This study investigated the role of experiential avoidance in the relationship between nightmares and psychopathology in a sample of 461 college students. We considered nightmare frequency, nightmare distress, experiential avoidance, psychological symptoms, schizotypal personality disorder, and borderline personality disorder. The results indicated that the interaction between experiential avoidance and nightmare frequency was a significant predictor of nightmare distress. For lower nightmare frequencies, nightmare distress did not correlate with nightmare distress. However, at higher nightmare frequencies nightmare distress was positively correlated with experiential avoidance. The interaction between experiential avoidance and nightmare distress was a significant predictor of the psychopathological severity. The greater the nightmare distress, the greater the effect of experiential avoidance upon the psychopathological symptoms was found. We discuss the clinical implications of these results, limitations of the study, and possible directions for future study.

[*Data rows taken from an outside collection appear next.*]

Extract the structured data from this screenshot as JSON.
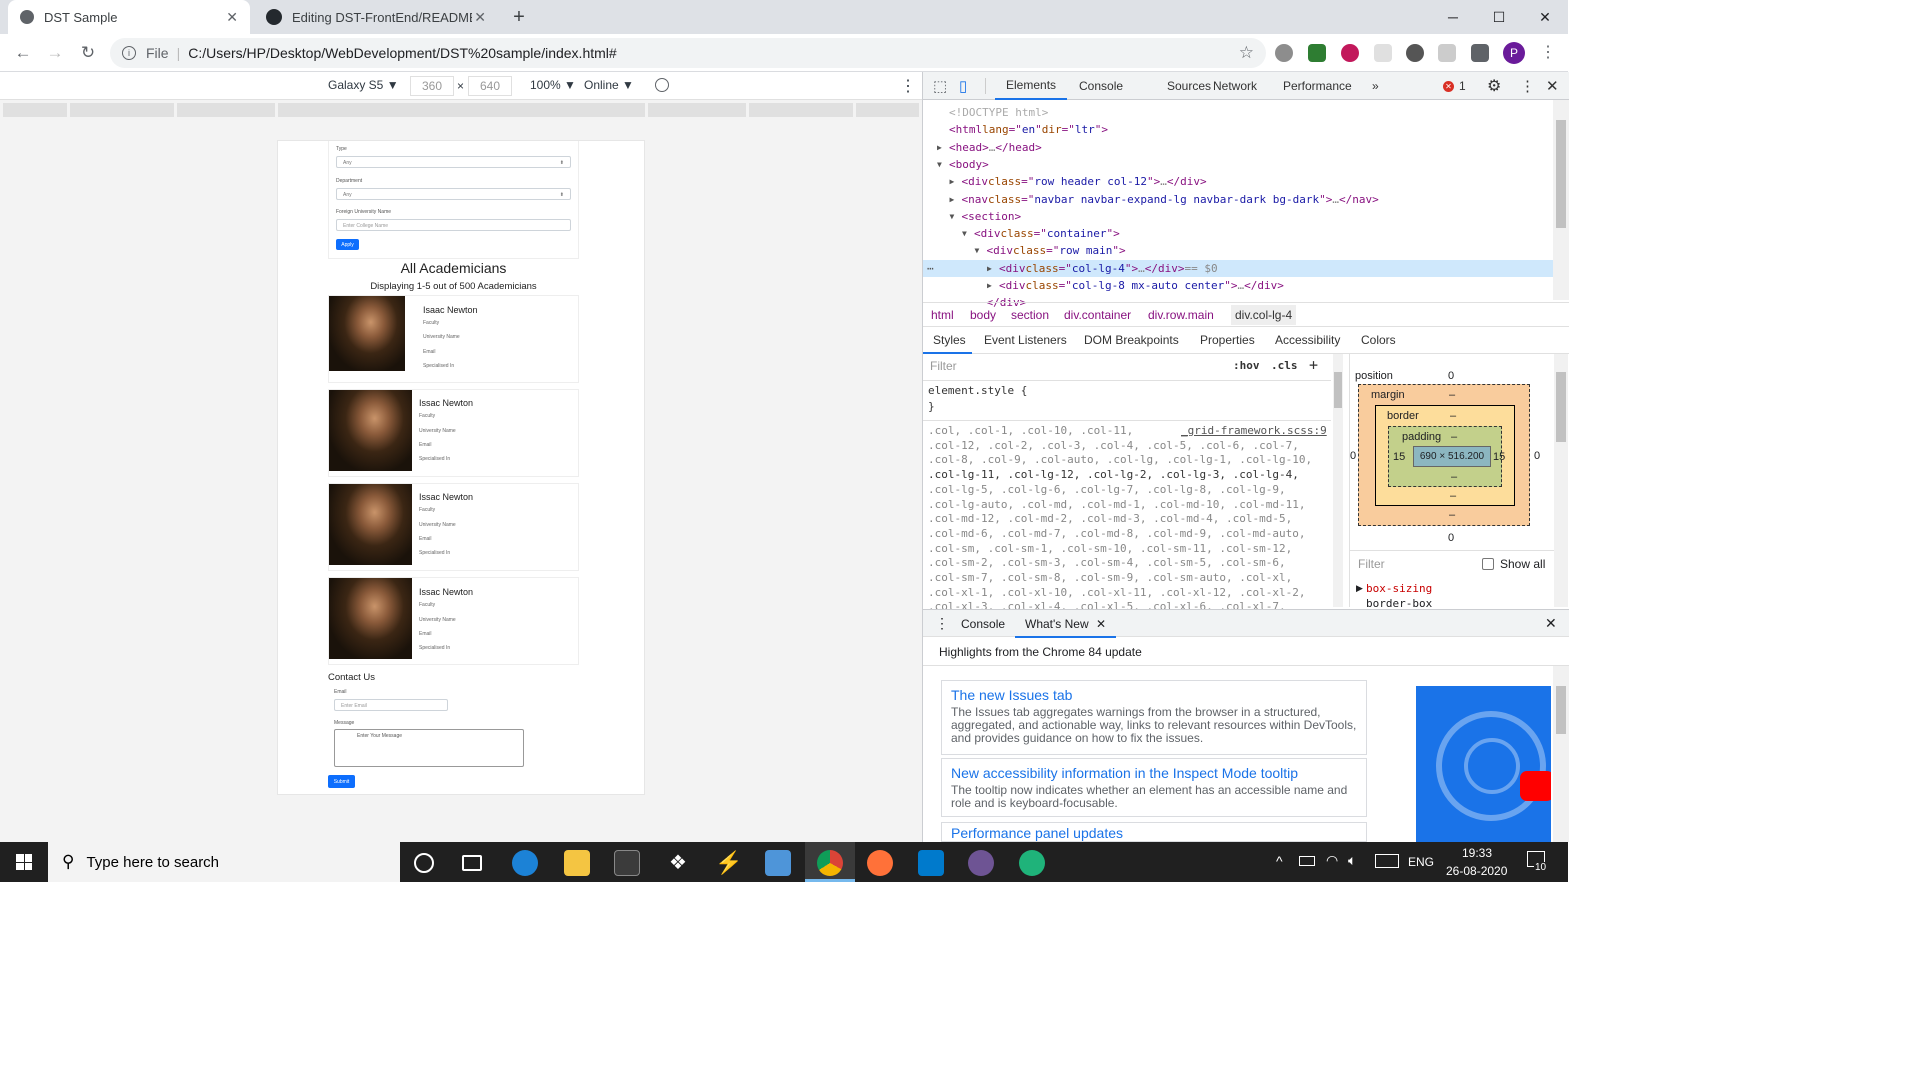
{
  "browser": {
    "tabs": [
      {
        "title": "DST Sample",
        "active": true
      },
      {
        "title": "Editing DST-FrontEnd/README.m",
        "active": false
      }
    ],
    "new_tab": "+",
    "window_buttons": {
      "minimize": "─",
      "maximize": "☐",
      "close": "✕"
    },
    "address": {
      "scheme_label": "File",
      "separator": "|",
      "url": "C:/Users/HP/Desktop/WebDevelopment/DST%20sample/index.html#"
    },
    "profile_initial": "P"
  },
  "device_toolbar": {
    "device": "Galaxy S5 ▼",
    "width": "360",
    "times": "×",
    "height": "640",
    "zoom": "100% ▼",
    "network": "Online ▼"
  },
  "mobile_page": {
    "filters": [
      {
        "label": "Type",
        "value": "Any"
      },
      {
        "label": "Department",
        "value": "Any"
      }
    ],
    "foreign_uni_label": "Foreign University Name",
    "foreign_uni_placeholder": "Enter College Name",
    "apply_label": "Apply",
    "heading": "All Academicians",
    "subheading": "Displaying 1-5 out of 500 Academicians",
    "cards": [
      {
        "name": "Isaac Newton",
        "fields": [
          "Faculty",
          "University Name",
          "Email",
          "Specialised In"
        ]
      },
      {
        "name": "Issac Newton",
        "fields": [
          "Faculty",
          "University Name",
          "Email",
          "Specialised In"
        ]
      },
      {
        "name": "Issac Newton",
        "fields": [
          "Faculty",
          "University Name",
          "Email",
          "Specialised In"
        ]
      },
      {
        "name": "Issac Newton",
        "fields": [
          "Faculty",
          "University Name",
          "Email",
          "Specialised In"
        ]
      }
    ],
    "contact": {
      "title": "Contact Us",
      "email_label": "Email",
      "email_placeholder": "Enter Email",
      "message_label": "Message",
      "message_placeholder": "Enter Your Message",
      "submit_label": "Submit"
    }
  },
  "devtools": {
    "tabs": [
      "Elements",
      "Console",
      "Sources",
      "Network",
      "Performance",
      "»"
    ],
    "active_tab": "Elements",
    "error_count": "1",
    "dom_lines": [
      {
        "indent": 0,
        "arrow": "",
        "parts": [
          [
            "cm",
            "<!DOCTYPE html>"
          ]
        ]
      },
      {
        "indent": 0,
        "arrow": "",
        "parts": [
          [
            "tag",
            "<html "
          ],
          [
            "attr",
            "lang"
          ],
          [
            "tag",
            "=\""
          ],
          [
            "val",
            "en"
          ],
          [
            "tag",
            "\" "
          ],
          [
            "attr",
            "dir"
          ],
          [
            "tag",
            "=\""
          ],
          [
            "val",
            "ltr"
          ],
          [
            "tag",
            "\">"
          ]
        ]
      },
      {
        "indent": 0,
        "arrow": "▶",
        "parts": [
          [
            "tag",
            "<head>"
          ],
          [
            "muted",
            "…"
          ],
          [
            "tag",
            "</head>"
          ]
        ]
      },
      {
        "indent": 0,
        "arrow": "▼",
        "parts": [
          [
            "tag",
            "<body>"
          ]
        ]
      },
      {
        "indent": 1,
        "arrow": "▶",
        "parts": [
          [
            "tag",
            "<div "
          ],
          [
            "attr",
            "class"
          ],
          [
            "tag",
            "=\""
          ],
          [
            "val",
            "row header col-12"
          ],
          [
            "tag",
            "\">"
          ],
          [
            "muted",
            "…"
          ],
          [
            "tag",
            "</div>"
          ]
        ]
      },
      {
        "indent": 1,
        "arrow": "▶",
        "parts": [
          [
            "tag",
            "<nav "
          ],
          [
            "attr",
            "class"
          ],
          [
            "tag",
            "=\""
          ],
          [
            "val",
            "navbar navbar-expand-lg navbar-dark bg-dark"
          ],
          [
            "tag",
            "\">"
          ],
          [
            "muted",
            "…"
          ],
          [
            "tag",
            "</nav>"
          ]
        ]
      },
      {
        "indent": 1,
        "arrow": "▼",
        "parts": [
          [
            "tag",
            "<section>"
          ]
        ]
      },
      {
        "indent": 2,
        "arrow": "▼",
        "parts": [
          [
            "tag",
            "<div "
          ],
          [
            "attr",
            "class"
          ],
          [
            "tag",
            "=\""
          ],
          [
            "val",
            "container"
          ],
          [
            "tag",
            "\">"
          ]
        ]
      },
      {
        "indent": 3,
        "arrow": "▼",
        "parts": [
          [
            "tag",
            "<div "
          ],
          [
            "attr",
            "class"
          ],
          [
            "tag",
            "=\""
          ],
          [
            "val",
            "row main"
          ],
          [
            "tag",
            "\">"
          ]
        ]
      },
      {
        "indent": 4,
        "arrow": "▶",
        "selected": true,
        "parts": [
          [
            "tag",
            "<div "
          ],
          [
            "attr",
            "class"
          ],
          [
            "tag",
            "=\""
          ],
          [
            "val",
            "col-lg-4"
          ],
          [
            "tag",
            "\">"
          ],
          [
            "muted",
            "…"
          ],
          [
            "tag",
            "</div>"
          ],
          [
            "muted",
            " == $0"
          ]
        ]
      },
      {
        "indent": 4,
        "arrow": "▶",
        "parts": [
          [
            "tag",
            "<div "
          ],
          [
            "attr",
            "class"
          ],
          [
            "tag",
            "=\""
          ],
          [
            "val",
            "col-lg-8 mx-auto center"
          ],
          [
            "tag",
            "\">"
          ],
          [
            "muted",
            "…"
          ],
          [
            "tag",
            "</div>"
          ]
        ]
      },
      {
        "indent": 3,
        "arrow": "",
        "parts": [
          [
            "tag",
            "</div>"
          ]
        ]
      }
    ],
    "breadcrumb": [
      "html",
      "body",
      "section",
      "div.container",
      "div.row.main",
      "div.col-lg-4"
    ],
    "styles_tabs": [
      "Styles",
      "Event Listeners",
      "DOM Breakpoints",
      "Properties",
      "Accessibility",
      "Colors"
    ],
    "filter_placeholder": "Filter",
    "hov": ":hov",
    "cls": ".cls",
    "element_style": "element.style {",
    "element_style_close": "}",
    "rule_source": "_grid-framework.scss:9",
    "selector_lines": [
      ".col, .col-1, .col-10, .col-11,",
      ".col-12, .col-2, .col-3, .col-4, .col-5, .col-6, .col-7,",
      ".col-8, .col-9, .col-auto, .col-lg, .col-lg-1, .col-lg-10,",
      ".col-lg-11, .col-lg-12, .col-lg-2, .col-lg-3, .col-lg-4,",
      ".col-lg-5, .col-lg-6, .col-lg-7, .col-lg-8, .col-lg-9,",
      ".col-lg-auto, .col-md, .col-md-1, .col-md-10, .col-md-11,",
      ".col-md-12, .col-md-2, .col-md-3, .col-md-4, .col-md-5,",
      ".col-md-6, .col-md-7, .col-md-8, .col-md-9, .col-md-auto,",
      ".col-sm, .col-sm-1, .col-sm-10, .col-sm-11, .col-sm-12,",
      ".col-sm-2, .col-sm-3, .col-sm-4, .col-sm-5, .col-sm-6,",
      ".col-sm-7, .col-sm-8, .col-sm-9, .col-sm-auto, .col-xl,",
      ".col-xl-1, .col-xl-10, .col-xl-11, .col-xl-12, .col-xl-2,",
      ".col-xl-3, .col-xl-4, .col-xl-5, .col-xl-6, .col-xl-7,"
    ],
    "box_model": {
      "position_label": "position",
      "position_value": "0",
      "margin_label": "margin",
      "border_label": "border",
      "padding_label": "padding",
      "dash": "–",
      "content": "690 × 516.200",
      "pad_left": "15",
      "pad_right": "15",
      "outer_bottom": "0",
      "outer_left": "0",
      "outer_right": "0"
    },
    "computed_filter": "Filter",
    "show_all": "Show all",
    "computed_prop": "box-sizing",
    "computed_val": "border-box",
    "drawer_tabs": [
      "Console",
      "What's New"
    ],
    "whats_new_heading": "Highlights from the Chrome 84 update",
    "whats_new_cards": [
      {
        "title": "The new Issues tab",
        "desc": "The Issues tab aggregates warnings from the browser in a structured, aggregated, and actionable way, links to relevant resources within DevTools, and provides guidance on how to fix the issues."
      },
      {
        "title": "New accessibility information in the Inspect Mode tooltip",
        "desc": "The tooltip now indicates whether an element has an accessible name and role and is keyboard-focusable."
      },
      {
        "title": "Performance panel updates",
        "desc": ""
      }
    ]
  },
  "taskbar": {
    "search_placeholder": "Type here to search",
    "language": "ENG",
    "time": "19:33",
    "date": "26-08-2020",
    "notification_count": "10"
  },
  "colors": {
    "accent": "#1a73e8",
    "bootstrap_primary": "#0d6efd",
    "selected_row": "#cfe8fc",
    "margin_box": "#f9cc9d",
    "border_box": "#fddd9b",
    "padding_box": "#c3d08b",
    "content_box": "#8cb6c0"
  }
}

This study investigated the relationship between affect intensity and emotion regulation strategies, using the Emotion Regulation Strategy Questionnaire (ERSQ). The correlation between the Affect Intensity Measure (AIM) and the ERSQ was examined among undergraduate students. The results were as follows. Six maladaptive strategies (“Think negatively”, “Blame others”, “Burst into negative emotion to others”, “Burst into negative emotion in a secure situation”, “Binge eating” and “Be engaged in addictive activity”) were positively correlated with affect intensity. Three distractive strategies (“Think passively”, “Imagine pleasurable things” and “Refresh oneself”) and three support-seeking strategies (“Express emotion and win the empathy”, “Ask for advice or help” and “Meet intimate person”) were positively correlated with affect intensity. However, affect intensity was not significantly correlated with four strategies that induced emotional change by approaching unpleasant emotions or situations. The study presents and discusses implications of these results, limitations of the study itself, and suggestions for future research.